Thankfully, through the incentive auction, the government earned over $7 billion, so compensating affected businesses should be relatively easy.

Moreover, there is ample precedent here – the government has always paid for the negative financial burdens it has imposed through exercising its authority.  Examples include reparations to farmers due to sparks from railroads entering their properties, and the commonly exercised "eminent domain."

There are currently several legislative solutions that would compensate affected broadcasters.  For instance, Sen. Jerry Moran (R-Kan.) introduced the bipartisan "Viewer and Listener Protection Act of 2017" in July to ensure that broadcasters can continue to stay on the air.

Likewise, Rep. Frank Pallone, Jr. (D-N.J.) introduced the "Viewer Protection Act" in July.  In a similar vein, Reps.
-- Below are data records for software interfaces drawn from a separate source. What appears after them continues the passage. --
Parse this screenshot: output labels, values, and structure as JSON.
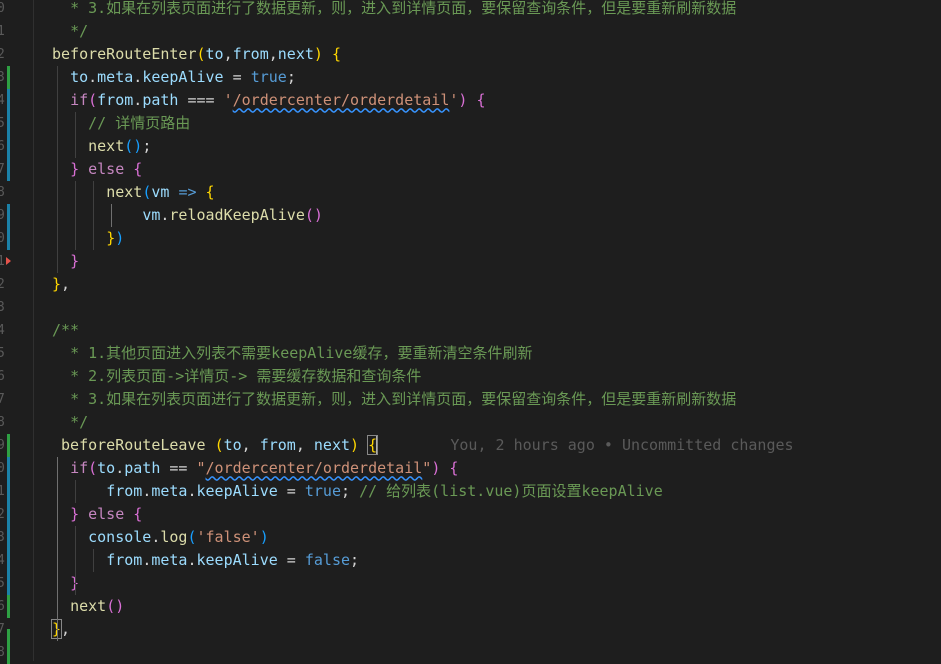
{
  "editor": {
    "lines": [
      {
        "indent": "  ",
        "segs": [
          [
            "cm",
            "* 3.如果在列表页面进行了数据更新，则，进入到详情页面，要保留查询条件，但是要重新刷新数据"
          ]
        ]
      },
      {
        "indent": "  ",
        "segs": [
          [
            "cm",
            "*/"
          ]
        ]
      },
      {
        "indent": "",
        "segs": [
          [
            "fn",
            "beforeRouteEnter"
          ],
          [
            "b1",
            "("
          ],
          [
            "var",
            "to"
          ],
          [
            "op",
            ","
          ],
          [
            "var",
            "from"
          ],
          [
            "op",
            ","
          ],
          [
            "var",
            "next"
          ],
          [
            "b1",
            ")"
          ],
          [
            "op",
            " "
          ],
          [
            "b1",
            "{"
          ]
        ]
      },
      {
        "indent": "  ",
        "segs": [
          [
            "var",
            "to"
          ],
          [
            "op",
            "."
          ],
          [
            "var",
            "meta"
          ],
          [
            "op",
            "."
          ],
          [
            "var",
            "keepAlive"
          ],
          [
            "op",
            " = "
          ],
          [
            "kw",
            "true"
          ],
          [
            "op",
            ";"
          ]
        ]
      },
      {
        "indent": "  ",
        "segs": [
          [
            "ctl",
            "if"
          ],
          [
            "b2",
            "("
          ],
          [
            "var",
            "from"
          ],
          [
            "op",
            "."
          ],
          [
            "var",
            "path"
          ],
          [
            "op",
            " === "
          ],
          [
            "str",
            "'"
          ],
          [
            "str sq",
            "/ordercenter/orderdetail"
          ],
          [
            "str",
            "'"
          ],
          [
            "b2",
            ")"
          ],
          [
            "op",
            " "
          ],
          [
            "b2",
            "{"
          ]
        ]
      },
      {
        "indent": "    ",
        "segs": [
          [
            "cm",
            "// 详情页路由"
          ]
        ]
      },
      {
        "indent": "    ",
        "segs": [
          [
            "fn",
            "next"
          ],
          [
            "b3",
            "("
          ],
          [
            "b3",
            ")"
          ],
          [
            "op",
            ";"
          ]
        ]
      },
      {
        "indent": "  ",
        "segs": [
          [
            "b2",
            "}"
          ],
          [
            "op",
            " "
          ],
          [
            "ctl",
            "else"
          ],
          [
            "op",
            " "
          ],
          [
            "b2",
            "{"
          ]
        ]
      },
      {
        "indent": "      ",
        "segs": [
          [
            "fn",
            "next"
          ],
          [
            "b3",
            "("
          ],
          [
            "var",
            "vm"
          ],
          [
            "op",
            " "
          ],
          [
            "kw",
            "=>"
          ],
          [
            "op",
            " "
          ],
          [
            "b1",
            "{"
          ]
        ]
      },
      {
        "indent": "          ",
        "segs": [
          [
            "var",
            "vm"
          ],
          [
            "op",
            "."
          ],
          [
            "fn",
            "reloadKeepAlive"
          ],
          [
            "b2",
            "("
          ],
          [
            "b2",
            ")"
          ]
        ]
      },
      {
        "indent": "      ",
        "segs": [
          [
            "b1",
            "}"
          ],
          [
            "b3",
            ")"
          ]
        ]
      },
      {
        "indent": "  ",
        "segs": [
          [
            "b2",
            "}"
          ]
        ]
      },
      {
        "indent": "",
        "segs": [
          [
            "b1",
            "}"
          ],
          [
            "op",
            ","
          ]
        ]
      },
      {
        "indent": "",
        "segs": []
      },
      {
        "indent": "",
        "segs": [
          [
            "cm",
            "/**"
          ]
        ]
      },
      {
        "indent": "  ",
        "segs": [
          [
            "cm",
            "* 1.其他页面进入列表不需要keepAlive缓存，要重新清空条件刷新"
          ]
        ]
      },
      {
        "indent": "  ",
        "segs": [
          [
            "cm",
            "* 2.列表页面->详情页-> 需要缓存数据和查询条件"
          ]
        ]
      },
      {
        "indent": "  ",
        "segs": [
          [
            "cm",
            "* 3.如果在列表页面进行了数据更新，则，进入到详情页面，要保留查询条件，但是要重新刷新数据"
          ]
        ]
      },
      {
        "indent": "  ",
        "segs": [
          [
            "cm",
            "*/"
          ]
        ]
      },
      {
        "indent": " ",
        "segs": [
          [
            "fn",
            "beforeRouteLeave"
          ],
          [
            "op",
            " "
          ],
          [
            "b1",
            "("
          ],
          [
            "var",
            "to"
          ],
          [
            "op",
            ", "
          ],
          [
            "var",
            "from"
          ],
          [
            "op",
            ", "
          ],
          [
            "var",
            "next"
          ],
          [
            "b1",
            ")"
          ],
          [
            "op",
            " "
          ],
          [
            "b1 bracket-hl",
            "{"
          ],
          [
            "cursor",
            ""
          ],
          [
            "op",
            "        "
          ],
          [
            "blame",
            "You, 2 hours ago • Uncommitted changes"
          ]
        ]
      },
      {
        "indent": "  ",
        "segs": [
          [
            "ctl",
            "if"
          ],
          [
            "b2",
            "("
          ],
          [
            "var",
            "to"
          ],
          [
            "op",
            "."
          ],
          [
            "var",
            "path"
          ],
          [
            "op",
            " == "
          ],
          [
            "str",
            "\""
          ],
          [
            "str sq",
            "/ordercenter/orderdetail"
          ],
          [
            "str",
            "\""
          ],
          [
            "b2",
            ")"
          ],
          [
            "op",
            " "
          ],
          [
            "b2",
            "{"
          ]
        ]
      },
      {
        "indent": "      ",
        "segs": [
          [
            "var",
            "from"
          ],
          [
            "op",
            "."
          ],
          [
            "var",
            "meta"
          ],
          [
            "op",
            "."
          ],
          [
            "var",
            "keepAlive"
          ],
          [
            "op",
            " = "
          ],
          [
            "kw",
            "true"
          ],
          [
            "op",
            "; "
          ],
          [
            "cm",
            "// 给列表(list.vue)页面设置keepAlive"
          ]
        ]
      },
      {
        "indent": "  ",
        "segs": [
          [
            "b2",
            "}"
          ],
          [
            "op",
            " "
          ],
          [
            "ctl",
            "else"
          ],
          [
            "op",
            " "
          ],
          [
            "b2",
            "{"
          ]
        ]
      },
      {
        "indent": "    ",
        "segs": [
          [
            "var",
            "console"
          ],
          [
            "op",
            "."
          ],
          [
            "fn",
            "log"
          ],
          [
            "b3",
            "("
          ],
          [
            "str",
            "'false'"
          ],
          [
            "b3",
            ")"
          ]
        ]
      },
      {
        "indent": "      ",
        "segs": [
          [
            "var",
            "from"
          ],
          [
            "op",
            "."
          ],
          [
            "var",
            "meta"
          ],
          [
            "op",
            "."
          ],
          [
            "var",
            "keepAlive"
          ],
          [
            "op",
            " = "
          ],
          [
            "kw",
            "false"
          ],
          [
            "op",
            ";"
          ]
        ]
      },
      {
        "indent": "  ",
        "segs": [
          [
            "b2",
            "}"
          ]
        ]
      },
      {
        "indent": "  ",
        "segs": [
          [
            "fn",
            "next"
          ],
          [
            "b2",
            "("
          ],
          [
            "b2",
            ")"
          ]
        ]
      },
      {
        "indent": "",
        "segs": [
          [
            "b1 bracket-hl",
            "}"
          ],
          [
            "op",
            ","
          ]
        ]
      }
    ],
    "gutter_numbers": [
      "0",
      "1",
      "2",
      "3",
      "4",
      "5",
      "6",
      "7",
      "8",
      "9",
      "0",
      "1",
      "2",
      "3",
      "4",
      "5",
      "6",
      "7",
      "8",
      "9",
      "0",
      "1",
      "2",
      "3",
      "4",
      "5",
      "6",
      "7",
      "8"
    ],
    "colors": {
      "background": "#1e1e1e",
      "comment": "#6a9955",
      "keyword": "#569cd6",
      "control": "#c586c0",
      "function": "#dcdcaa",
      "variable": "#9cdcfe",
      "string": "#ce9178",
      "git_added": "#2ea043",
      "git_modified": "#1b81a8",
      "git_deleted": "#e5534b"
    }
  }
}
Bill Flores (R-Texas) and Gene Green (D-Texas) introduced the "Radio Consumer Protection Act" in September to establish a reparations fund for affected radio stations, with unused funds returning to the U.S. Treasury.

The government has a responsibility to safeguard the free market and to refrain from picking winners or losers.  Ultimately, it doesn't matter what form the legislative solution takes as long as affected broadcasters are compensated fairly for their troubles.

Mitchell Gunter is a contributor to publications such as The Daily Caller, Heat Street, and FEE.  His work has been cited by national outlets, including Tucker Carlson Tonight, National Review, and the Washington Times.  Follow him on Twitter at @rMitchellGunter.